Of course, once we finished working out the formulas for the basic Vandykes that used only one final Vandyke, we discovered that the four formulas needed tweaking for each of the other styles of Vandykes.

For the next several weeks I will be writing about different types of endings in each of at least 6 styles of Vandykes.


The pattern for today is a basic Vandyke. It has 5 squares in the border, 3 points along each side of the Vandyke, 1 square at the point, and 1 column of squares between Vandykes.



The pattern for this Vandyke is:

First Vandyke with straight, vertical side

Tie the thread from the netting needle onto the foundation loop, leaving a 6" tail.

Row 1: Net 2 knots in the foundation loop. (2 loops in row)
Row 2: Net 1 knot in the first loop, net 2 knots in the last loop. (3 loops in row)
Row 3: Net 1 knot in each loop except for the last loop, net 2 knots in the last loop. (4 loops in row)
Row 4: Net 1 knot in each loop except for the last loop, net 2 knots in the last loop. (5 loops in row)
Row 5: Net 1 knot in each loop except for the last loop, net 2 knots in the last loop. (6 loops in row)
Row 6: Net 1 knot in each loop. (6 loops in row)
Row 7: Net 1 knot in each loop except for the last loop, net 2 knots in the last loop. (7 loops in row)
Row 8: Net 1 knot in each loop. (7 loops in row)
Row 9: Net 1 knot in each loop except for the last loop, net 2 knots in the last loop. (8 loops in row)
Row 10: Net 1 knot in each loop. (8 loops in row)
Row 11: Net 1 knot in each loop except for the last loop, net 2 knots in the last loop. (9 loops in row)
Row 12: Net 1 knot in each loop for 6 loops; turn and net back across those loops.

Repeating Vandyke
Repeat from Row 7 to Row 12 until the netting is as long as desired.

Last Vandyke with a straight vertical side

Row 1: Net 1 knot in each loop except for the last 2 loops, net the last 2 loops together. (5 loops in row)
Row 2: Net 1 knot in each loop. (5 loops in row)
Row 3: Net 1 knot in each loop except for the last 2 loops, net the last 2 loops together. (4 loops in row)
Row 4: Net 1 knot in each loop. (4 loops in row)
Row 5: Net 1 knot in each loop except for the last 2 loops, net the last 2 loops together. (3 loops in row)


Finishing the first square of the netting
  1. Remove the foundation loop from row 1 of the netting.
  2. Tie the tail onto a tapestry needle, which is used in place of the netting needle.
  3. Place the foundation-loop cord through another row of meshes.
  4. Tie the foundation-loop cord into a circle and attach it to a tension device.
  5. Net the first two loops together without using a mesh stick.


If you would like to know the math involved, here it is.


To find how many final Vandykes are needed:
  1. If the number of squares in the border is less than or equal to 2 times the number of points -1 then you have just 1 final Vandyke. 
  2. If the number of squares in the border is greater than 2 times the number of points -1 then you need more than 1 final Vandyke. 
Example:
  1. number of squares in the border 5 
  2. number of points is 3 then 2 times 3 subtract 1 = 5 
  3. since the number of squares in the border is equal to the other number we will need 1 Vandyke. 


To determine which of the 4 types of instructions to use for the final Vandyke:
  1. Double the number of points along one side of the Vandyke (for this example the answer is 6) 
  2. Subtract 1 (for our example the answer is 5) 
  3. Subtract the number of squares in the border from the result (for this example 5-5 = 0) 







Saturday, August 13, 2016

Handkerchief with net edge - 4


I've been showing the handkerchiefs I made with a net edge for my granddaughters.

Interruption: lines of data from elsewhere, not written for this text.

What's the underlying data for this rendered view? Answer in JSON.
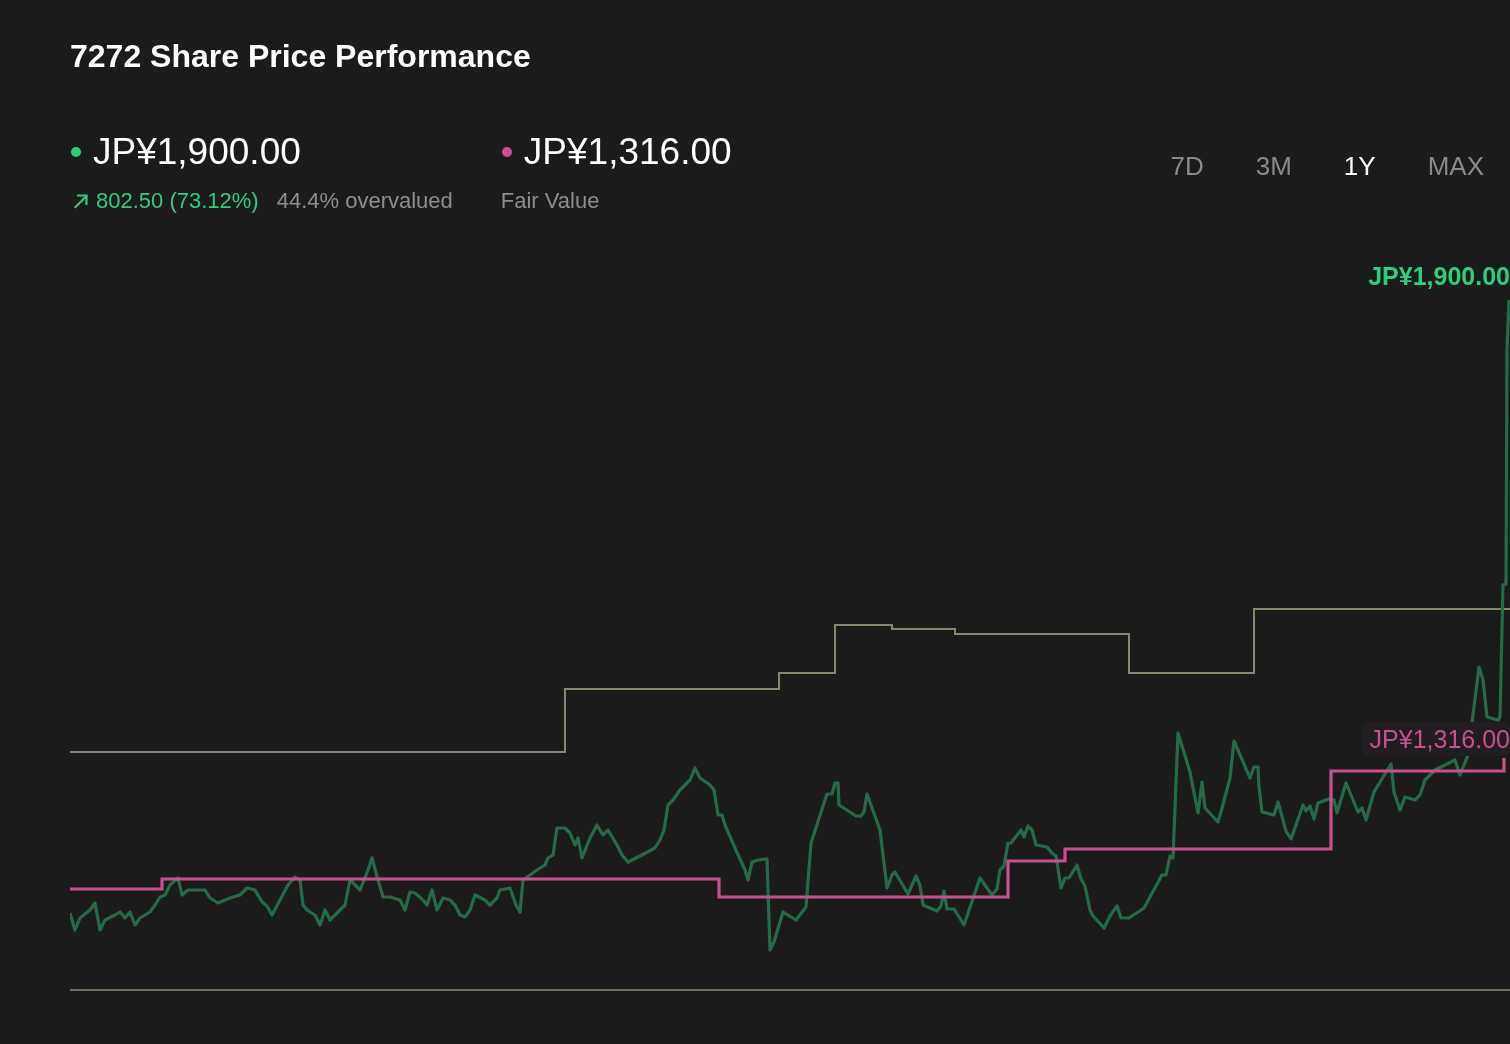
{
  "title": "7272 Share Price Performance",
  "summary": [
    {
      "kind": "price",
      "value": "JP¥1,900.00",
      "color": "#2fce7c",
      "change": "802.50 (73.12%)",
      "note": "44.4% overvalued"
    },
    {
      "kind": "fair_value",
      "value": "JP¥1,316.00",
      "color": "#c9508f",
      "caption": "Fair Value"
    }
  ],
  "periods": [
    {
      "label": "7D",
      "selected": false
    },
    {
      "label": "3M",
      "selected": false
    },
    {
      "label": "1Y",
      "selected": true
    },
    {
      "label": "MAX",
      "selected": false
    }
  ],
  "chart": {
    "price_label": "JP¥1,900.00",
    "fair_value_label": "JP¥1,316.00"
  }
}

This will be the last one for a while, since my remaining granddaughters are too young to choose which net edge they want.

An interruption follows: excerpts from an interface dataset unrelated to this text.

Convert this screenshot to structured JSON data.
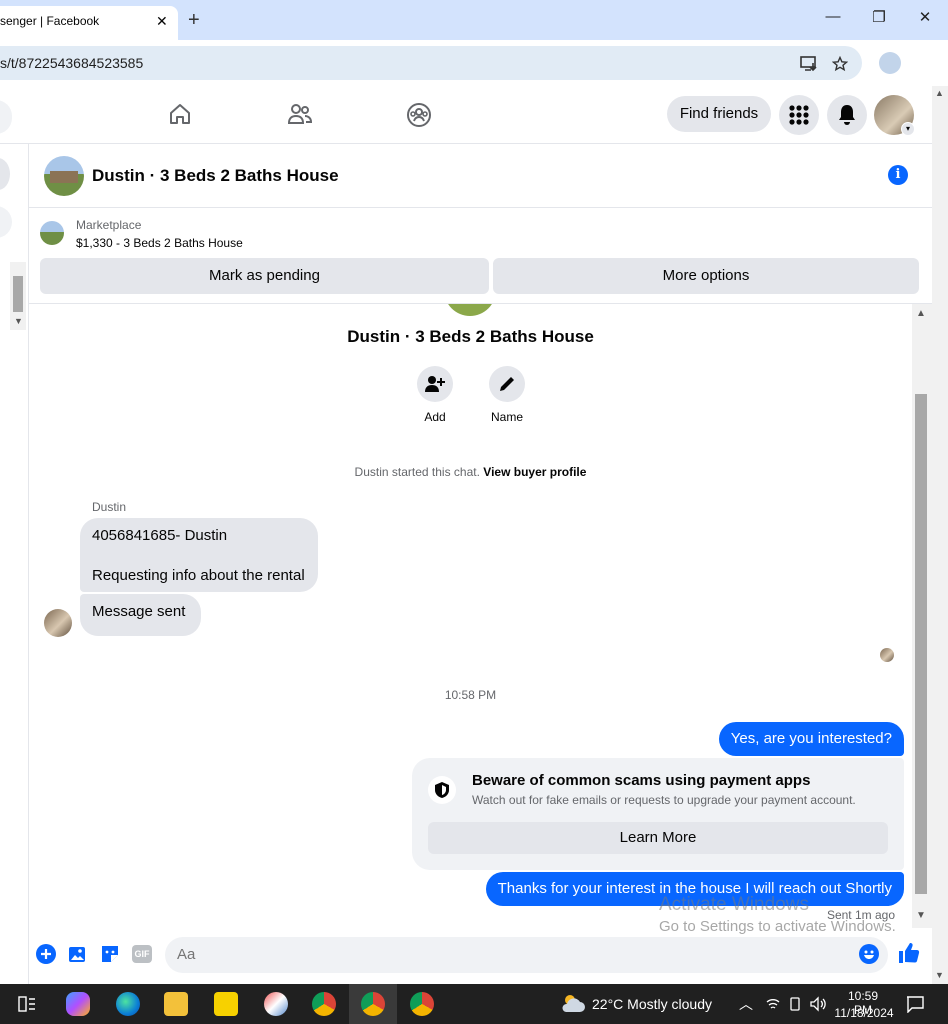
{
  "browser": {
    "tab_title": "senger | Facebook",
    "tab_close": "✕",
    "new_tab": "+",
    "url": "s/t/8722543684523585",
    "win_minimize": "—",
    "win_restore": "❐",
    "win_close": "✕",
    "menu": "⋮"
  },
  "nav": {
    "find_friends": "Find friends"
  },
  "chat": {
    "title": "Dustin · 3 Beds 2 Baths House",
    "info_glyph": "i"
  },
  "marketplace": {
    "label": "Marketplace",
    "listing": "$1,330 - 3 Beds 2 Baths House",
    "mark_pending": "Mark as pending",
    "more_options": "More options"
  },
  "intro": {
    "title": "Dustin · 3 Beds 2 Baths House",
    "add_label": "Add",
    "name_label": "Name",
    "started_text": "Dustin started this chat. ",
    "view_profile": "View buyer profile"
  },
  "messages": {
    "sender_name": "Dustin",
    "incoming_1_line1": "4056841685- Dustin",
    "incoming_1_line2": "Requesting info about the rental",
    "incoming_2": "Message sent",
    "timestamp": "10:58 PM",
    "outgoing_1": "Yes, are you interested?",
    "outgoing_2": "Thanks for your interest in the house I will reach out Shortly",
    "sent_status": "Sent 1m ago"
  },
  "scam_notice": {
    "title": "Beware of common scams using payment apps",
    "subtitle": "Watch out for fake emails or requests to upgrade your payment account.",
    "button": "Learn More"
  },
  "composer": {
    "placeholder": "Aa",
    "gif_label": "GIF"
  },
  "watermark": {
    "line1": "Activate Windows",
    "line2": "Go to Settings to activate Windows."
  },
  "taskbar": {
    "weather": "22°C  Mostly cloudy",
    "time": "10:59 PM",
    "date": "11/18/2024"
  },
  "colors": {
    "messenger_blue": "#0866ff",
    "bubble_gray": "#e4e6eb",
    "tab_strip": "#d3e3fd"
  }
}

Here is the fourth handkerchief I made for a granddaughter.





This is a close-up of the edge she wanted.